IUDs are often inserted during or right after your period. It will be placed into a thin plastic tube, which your doctor will guide through your vaginal and cervical openings and into the uterus. It is then pushed out and into the uterus and springs into place. This may be somewhat painful or uncomfortable, but does not require anesthesia to perform the insertion.

Once it is inserted, your doctor will teach you how to make sure it is properly in place. Your IUD comes with pieces of string on the end, which hangs down through the cervical opening. You will be able to check the placement depending on these strings. You cannot feel the string during normal movement, and it should not affect intercourse, although your partner may be able to feel it on his penis. It is very important that you check the string regularly, which you can do by inserting a finger into the vagina and feeling it. If you cannot feel the string, the IUD may be out of place. If this happens, call your doctor, and use another form of birth control until he or she can correct it. Do NOT try to remove the IUD. Only a doctor can remove it. 

WHAT ARE THE BENEFITS OF IUDS?

IUDs are one of the most effective forms of birth control available. The hormonal IUD is more effective than the copper IUD, even though the latter is still extremely effective. The IUD also has other benefits, including the fact that it is easy to use, requires no effort, does not interfere with sex or daily activities, and cannot be dislodged by physical activity.

WHAT ARE THE RISKS OR SIDE EFFECTS OF USING AN IUD?

Side effects of having the IUD differ depending on the type. Copper IUDs may cause greater pain and bleeding during menstruation. However, hormonal IUDs tend to lessen menstrual periods. Some women have cramping or spotting after insertion. Vaginal discharge is also common. Both of these symptoms usually disappear within a month. 

However rare serious complications are, it is still important to know them. These include: 

  • Expulsion: This happens in about 5% of users within the first year of having an IUD, and most commonly in women who have not had children. Once expelled into the vagina, the IUD is no longer effective. 
  • Perforation: The IUD can pierce the wall of the uterus during removal or insertion. This complication is extremely rare. 
  • Infection: Infection inside the reproductive organs can occur, which may cause scarring. Scarring can affect a woman’s ability to conceive after the IUD is removed.. 
  • Pregnancy: Rarely, pregnancy can occur while an IUD is in place. If it is removed soon after conception, the risks are greatly lessened. However, if it is left in place, it can cause miscarriage, infection, or preterm birth. 

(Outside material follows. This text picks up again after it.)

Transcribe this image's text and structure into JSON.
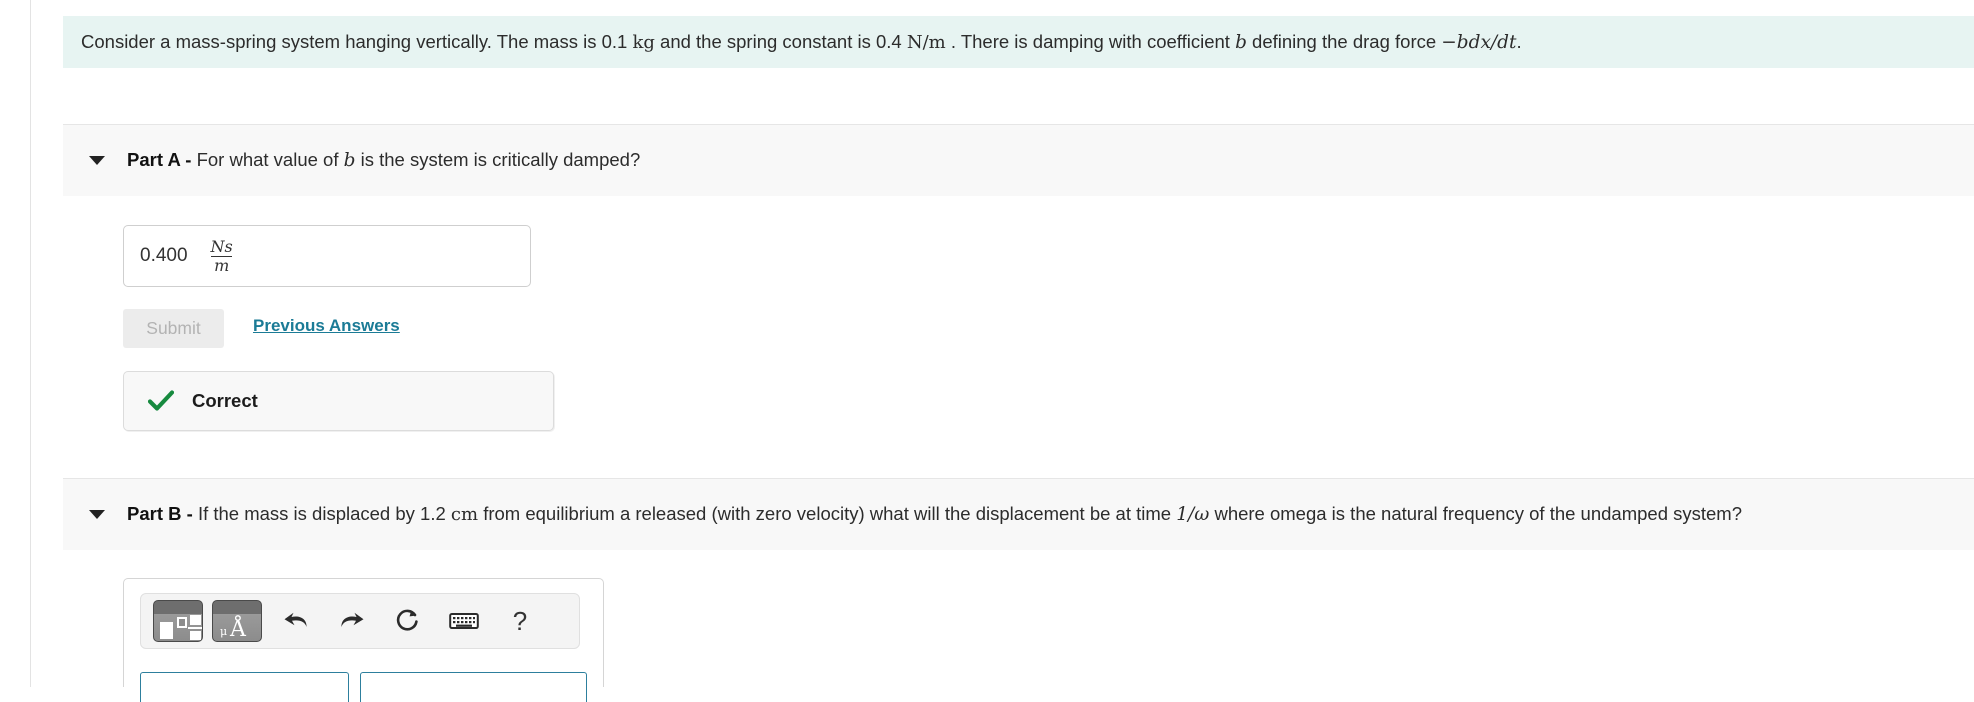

IN CONCLUSION

IUDs offer safe, popular, and effective protection on pregnancy. It is important to make sure that the IUD is right for you before choosing it. Talk to your doctor about your birth control options and whether an IUD is the right choice for you.